Surely, it would be much better to assume Putin has at least some rationality — however irrational the war — and press for a political solution to prevent needless butchery and nuclear catastrophes.
Policy analyst Anatol Lieven has argued that Putin may accept a neutral Ukraine that abandons long-range missiles and cedes Crimea, which Western powers have already in practice ceded. Importantly, such concessions would not be appeasement as these measures would entail concessions from Putin also — he wouldn't get a Ukrainian puppet president or any more territory. It is also worth considering the possibility that Putin’s actions, however unconscionable, were in part provoked by US actions, and thus rather predictable.
George Kennan, architect of the US’s Cold War containment, warned in the 1990s that a new cold war would occur if NATO continued to expand. “I think it is the beginning of a new cold war. I think the Russians will gradually react quite adversely and it will affect their policies. I think it is a tragic mistake. There was no reason for this whatsoever. No one was threatening anybody else … We have signed up to protect a whole series of countries, even though we have neither the resources nor the intention to do so in any serious way.” The full interview is worth reading.
More recently, a prophetic and powerful presentation by political scientist, Mearsheimer has gone viral. In a 2015 speech, Mearsheimer warned: “I think what’s going on here is that the west is leading Ukraine down the primrose path and the end result is that Ukraine is going to get wrecked. The policy that I am advocating, which is neutralising Ukraine and then building it up economically, and getting it out of the competition between NATO on one side and Russia on the other, is the best thing that could happen to Ukrainians. What we’re doing is encouraging Ukrainians to play tough with the Russians … If they do that, the end result is their country is going to be wrecked.”
Would this not have been a more humane solution than what has taken place? None of this excuses Putin’s war. But if we are to be consistent in our opposition to militarism and aggression, we must oppose both Putin’s war and NATO. The solution to both, at least in this conflict, may in fact be connected.

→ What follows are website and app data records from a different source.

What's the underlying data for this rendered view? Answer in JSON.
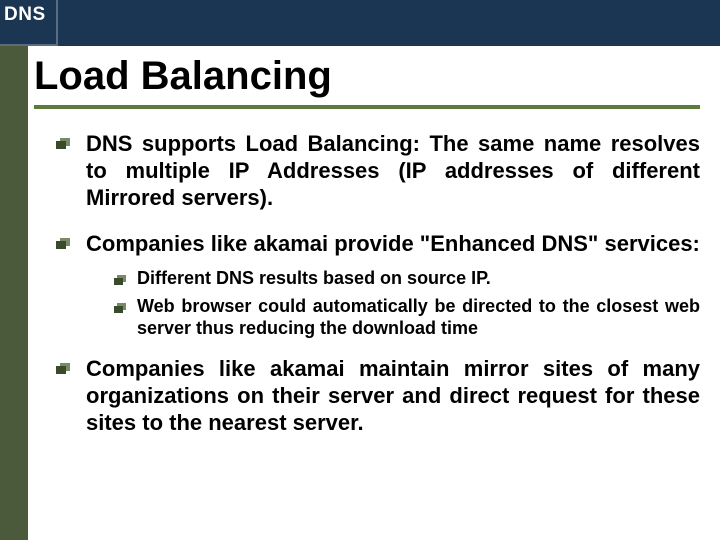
{
  "header": {
    "label": "DNS"
  },
  "title": "Load Balancing",
  "bullets": {
    "b1": "DNS supports Load Balancing: The same name resolves to multiple IP Addresses (IP addresses of different Mirrored servers).",
    "b2": "Companies like akamai provide \"Enhanced DNS\" services:",
    "b2_sub1": "Different DNS results based on source IP.",
    "b2_sub2": "Web browser could automatically be directed to the closest web server thus reducing the download time",
    "b3": "Companies like akamai maintain mirror sites of many organizations on their server and direct request for these sites to the nearest server."
  }
}
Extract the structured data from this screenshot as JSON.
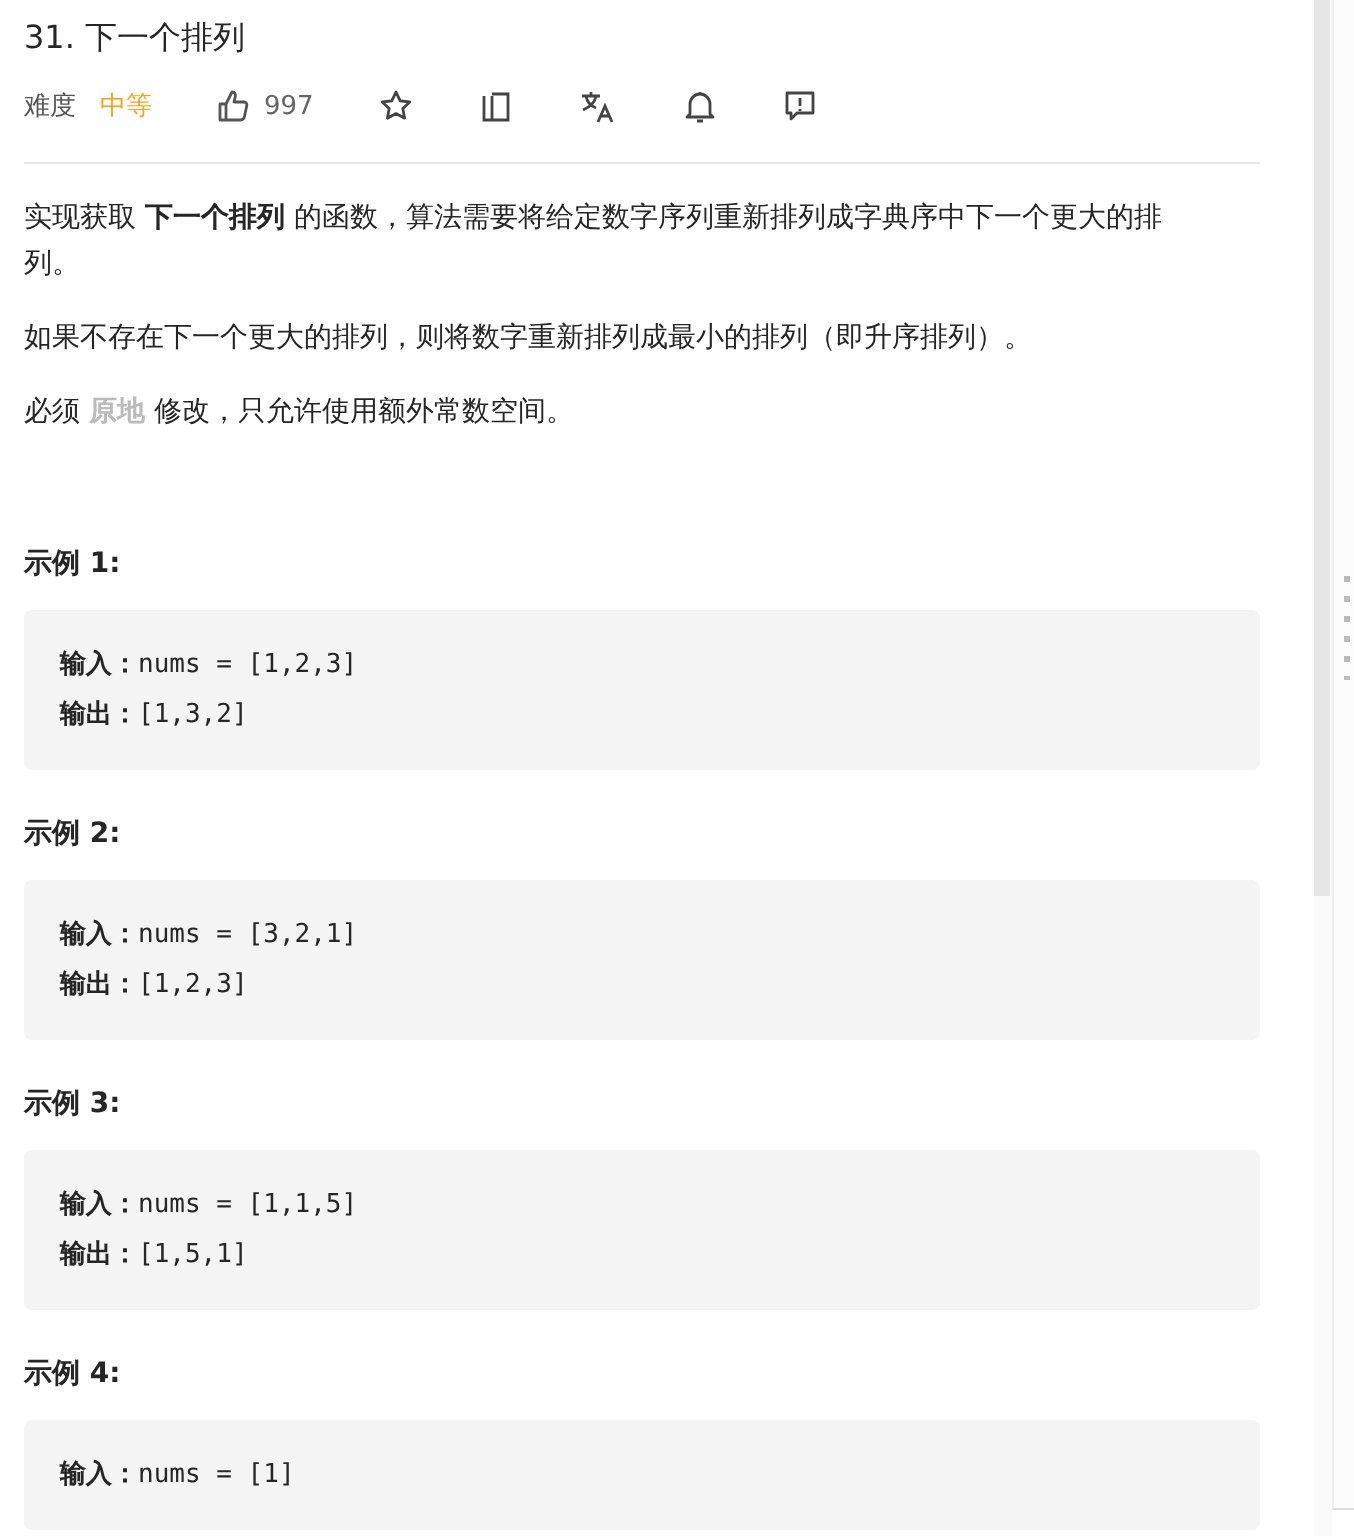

Simply put, it means standing against the militarisation of Europe by campaigning for negotiations and diplomacy. We should all show solidarity with Ukrainians but also campaign for a de-militarised Europe.